*** Opening of MATERIAL FOR THIS TASK ***
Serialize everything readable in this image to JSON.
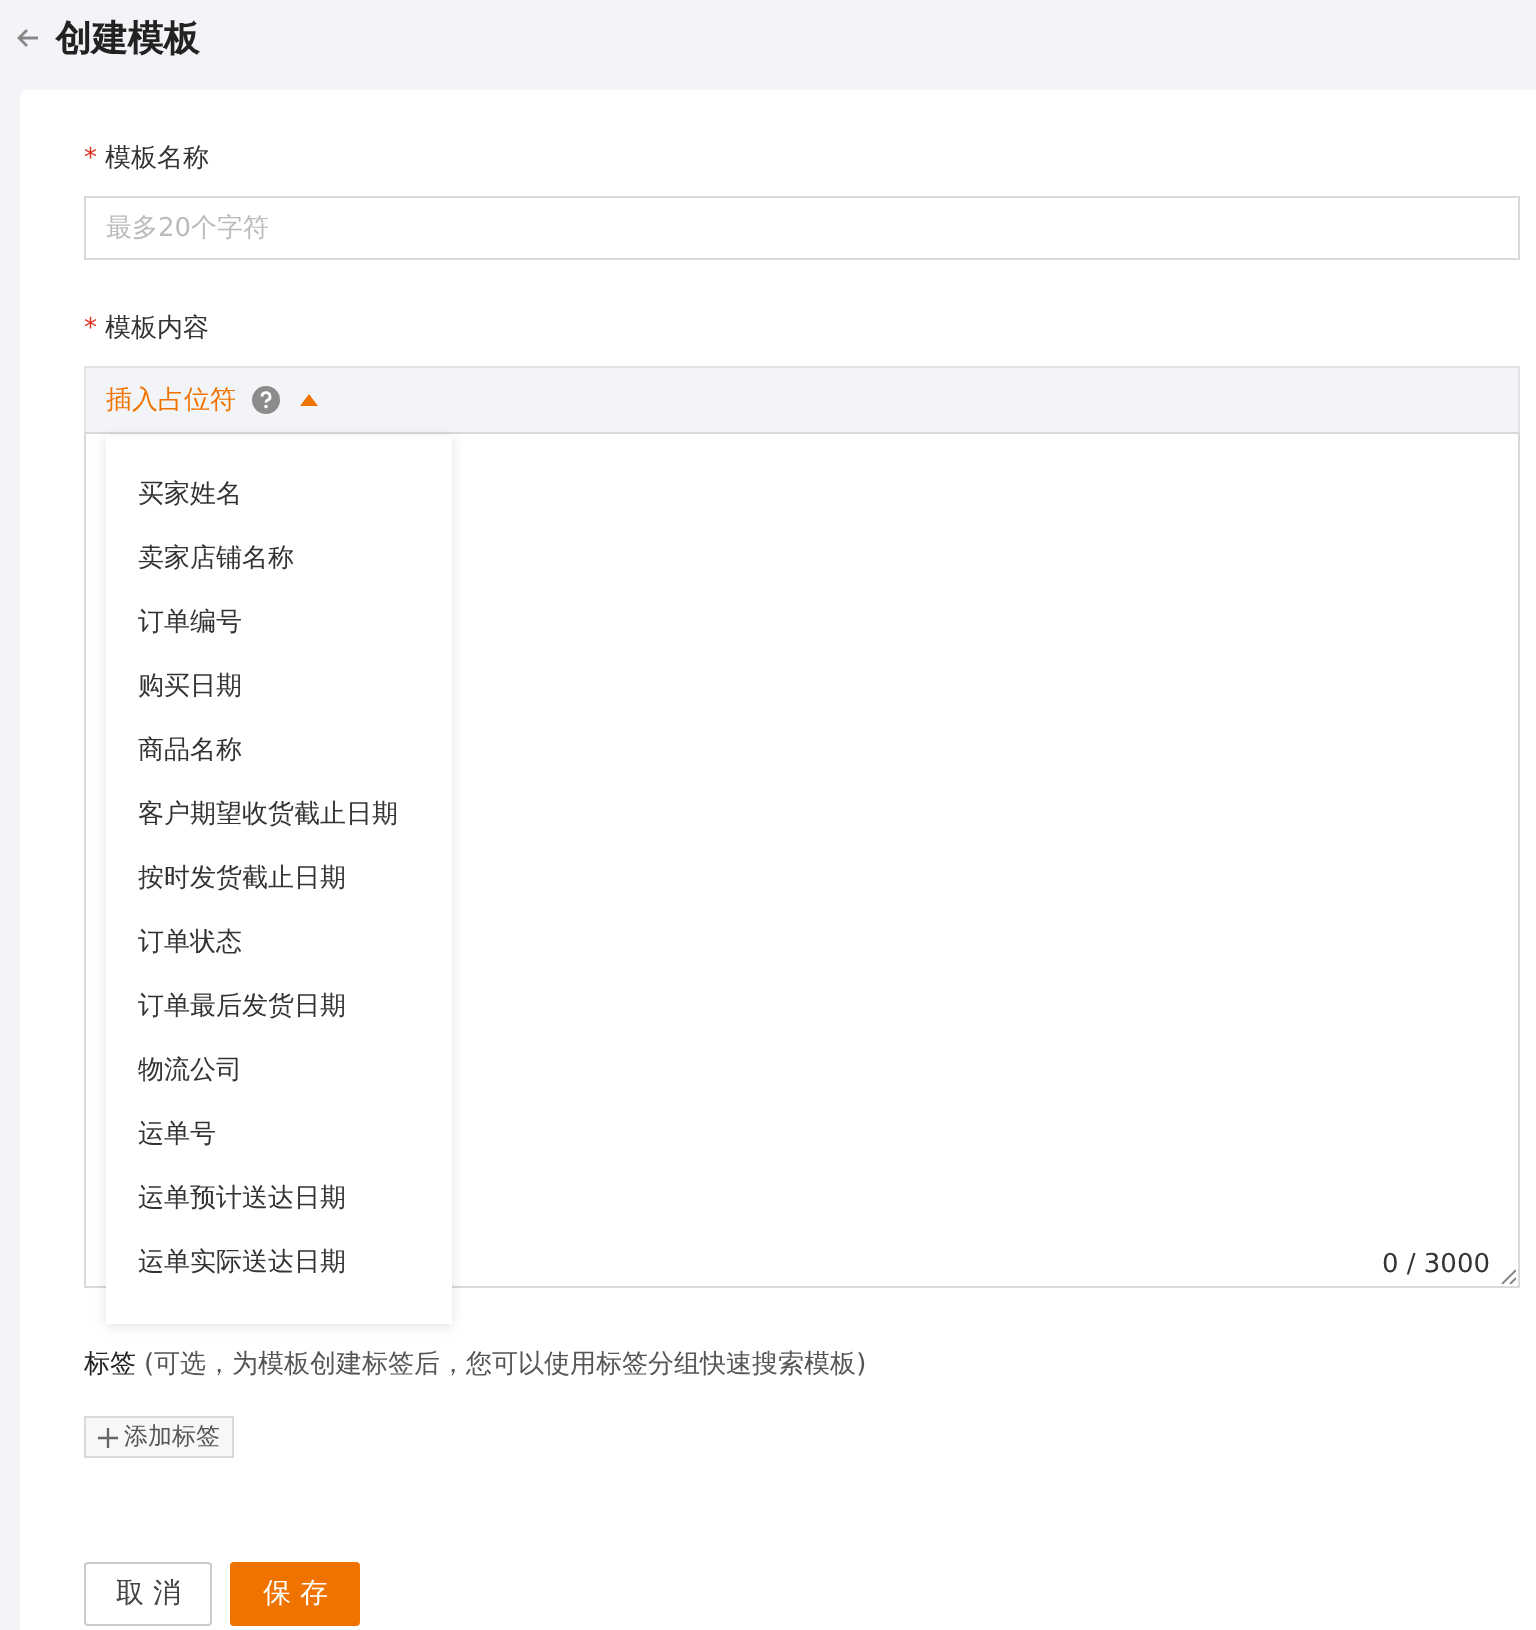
{
  "header": {
    "title": "创建模板"
  },
  "fields": [
    {
      "label": "模板名称",
      "required_mark": "*",
      "placeholder": "最多20个字符"
    }
  ],
  "content": {
    "label": "模板内容",
    "required_mark": "*",
    "insert_label": "插入占位符",
    "expanded": true,
    "counter": "0 / 3000",
    "placeholders": [
      "买家姓名",
      "卖家店铺名称",
      "订单编号",
      "购买日期",
      "商品名称",
      "客户期望收货截止日期",
      "按时发货截止日期",
      "订单状态",
      "订单最后发货日期",
      "物流公司",
      "运单号",
      "运单预计送达日期",
      "运单实际送达日期"
    ]
  },
  "tags": {
    "label": "标签",
    "hint": "(可选，为模板创建标签后，您可以使用标签分组快速搜索模板)",
    "add_button": "添加标签"
  },
  "buttons": {
    "cancel": "取 消",
    "save": "保 存"
  }
}
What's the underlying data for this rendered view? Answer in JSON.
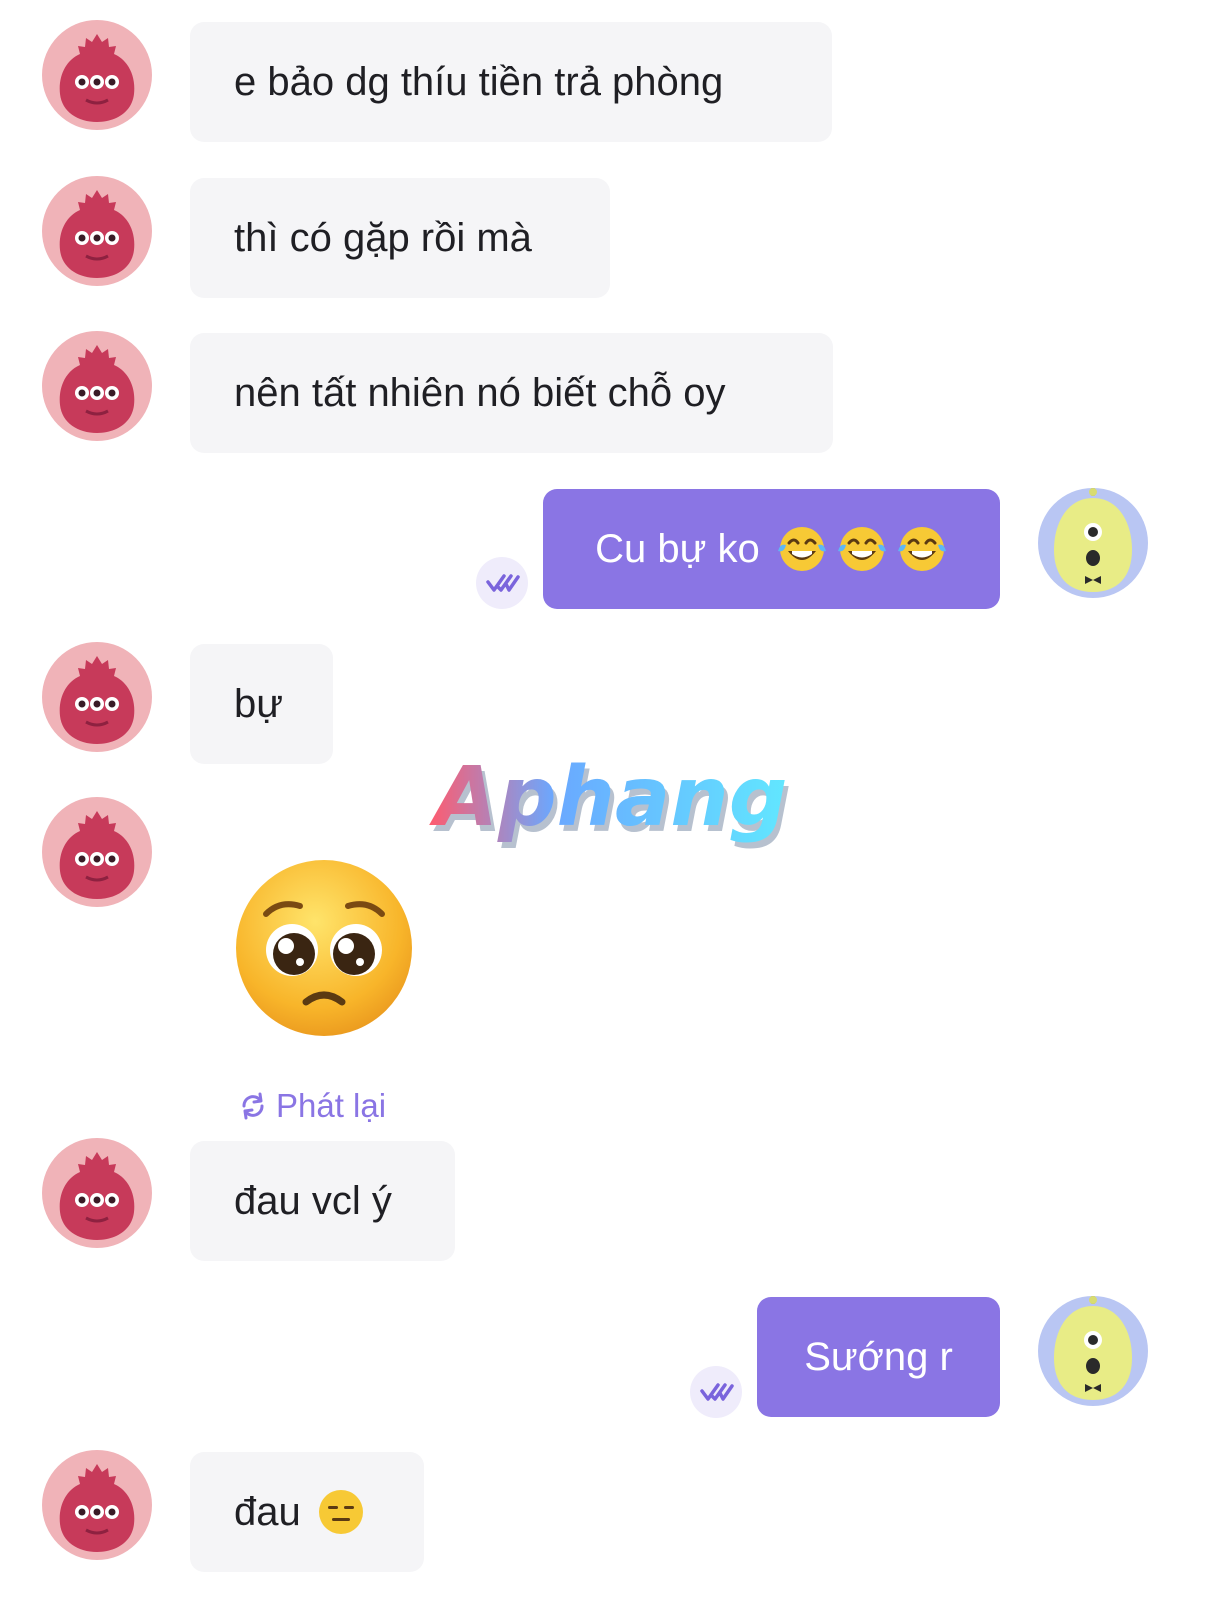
{
  "messages": [
    {
      "side": "received",
      "text": "e bảo dg thíu tiền trả phòng"
    },
    {
      "side": "received",
      "text": "thì có gặp rồi mà"
    },
    {
      "side": "received",
      "text": "nên tất nhiên nó biết chỗ oy"
    },
    {
      "side": "sent",
      "text": "Cu bự ko",
      "emojis": [
        "tears-of-joy-emoji",
        "tears-of-joy-emoji",
        "tears-of-joy-emoji"
      ]
    },
    {
      "side": "received",
      "text": "bự"
    },
    {
      "side": "received",
      "type": "sticker",
      "sticker": "pleading-face-emoji",
      "action_label": "Phát lại"
    },
    {
      "side": "received",
      "text": "đau vcl ý"
    },
    {
      "side": "sent",
      "text": "Sướng r"
    },
    {
      "side": "received",
      "text": "đau",
      "emojis": [
        "expressionless-face-emoji"
      ]
    }
  ],
  "watermark": {
    "text": "Aphang"
  },
  "icons": {
    "received_avatar": "red-monster-avatar",
    "sent_avatar": "yellow-alien-avatar",
    "read_receipt": "double-check-icon",
    "replay": "replay-icon"
  },
  "colors": {
    "sent_bubble": "#8a75e4",
    "received_bubble": "#f5f5f7",
    "accent": "#8a75e4",
    "received_avatar_bg": "#f0b3b8",
    "received_avatar_fg": "#c73a5a",
    "sent_avatar_bg": "#b9c6f3",
    "sent_avatar_fg": "#e8ec86"
  }
}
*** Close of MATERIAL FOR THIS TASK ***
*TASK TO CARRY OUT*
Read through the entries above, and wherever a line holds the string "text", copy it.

*ANSWER SECTION*
      "text": "e bảo dg thíu tiền trả phòng"
      "text": "thì có gặp rồi mà"
      "text": "nên tất nhiên nó biết chỗ oy"
      "text": "Cu bự ko",
      "text": "bự"
      "text": "đau vcl ý"
      "text": "Sướng r"
      "text": "đau",
    "text": "Aphang"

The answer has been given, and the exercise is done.